The captain persisted and Mourad agreed to start training, though she had no real target for herself. “I joined a training group for people with disabilities. To be honest I was not excited enough to receive training, I thought I was too old and weak. I missed several classes and was not interested in continuing. Sometimes the only reason I went to the club was to get coffee as they make really good ones, ” Mourad recalled with a smile on her face.
Mourads’s family gave her the push to carry on and she was surprised by her progress — in just a month and a half she received the orange belt and learned many karate kata (a formalized sequence of movements which represent various offensive and defensive postures). After three months, she received a gold medal in the Giza clubs competition. “During the grading exam the judge did not believe that I’m in a wheelchair,” she said.
After winning the gold medal, Mourad felt the weight of responsibility and asked herself about her plans and if she really wanted to continue. “I decided to keep moving forward and to reach a goal of hitting records and become the first woman trainer in wheelchair in the world,” she said.
Mourad worked very hard on her performance and fitness, training more than 10 hours per week. She travelled long distances in her wheelchair, went to the gym and followed a special diet, and despite being aquaphobic, she joined swimming classes to improve her fitness level.
She then embarked on a more challenging phase with greater difficulties: Mourad decided to integrate with fully-abled karate professionals. She left the club and joined another for able-bodied karate trainees from ages three to 30.
Training and competing against people with no physical limitations was a new struggle. “The new coach placed me according to my grade, I found myself with a group of little children. In the beginning it was not comfortable practicing with normal people, I was so embarrassed to perform freely in front of them and I was afraid to hit accidently a child with my wheelchair during training,” she said.
The coach understood her concerns so he asked her to train with him one-on-one before joining the group. He saw her performance and said: "Your job is to change people misconceptions toward disabled individuals, yet you feel ashamed to train with them now?"
“His words hit my heart strongly, I decided to join the team and really it was easier than I expected and I integrated with them very easily,” she said. “My captain told me in the first class: ‘you are not a hero, you are talented, but one day you could be hero'. This spurred me on."
After a few weeks, Mourad had another grading examination. Unlike previous exams, the judge did not ask her to perform all karate forms, unlike the other trainees, and she was awarded a different belt color.
“I was furious because he did not really test me, and I was not awarded for my performance. I asked to show him my performace and he accepted; after the examination he thanked me, saying that I taught him a new lesson: to not judge people by their appearance,” she explained.
After a while, Mourad's coach suggested she become a coach herself and following his advice, she registered with the Syndicate of Sport Professions.
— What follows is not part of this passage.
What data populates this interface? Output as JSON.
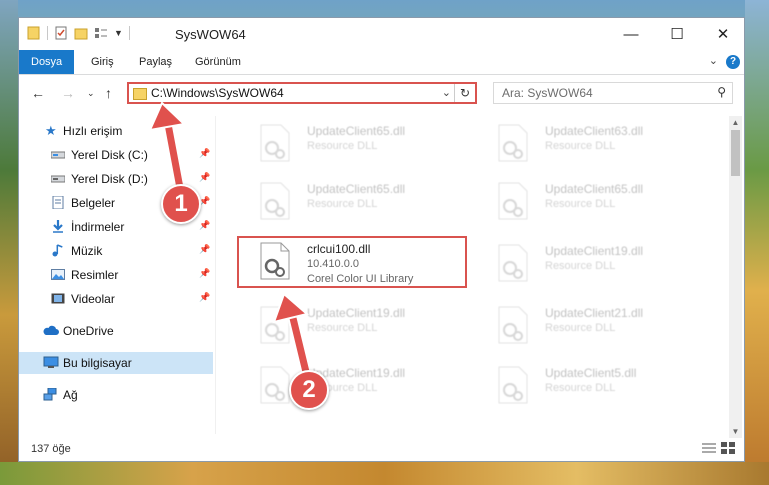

She is currently working on a karate training course and hopes to become the first wheelchair-bound trainer in the world.
“I’ve already formed a small team of karate trainees in wheelchairs but I’m hoping to expand it to become the first coach to a karate team for wheelchair-bound players,” she said.
Mourad’s had wished to compete at the Rio Olympics in 2016. The Egyptian Olympic team was selected a one week before travelling, and no one with a local rank was chosen. But she did not lose hope, she is working to compete in the 2020 Olympics.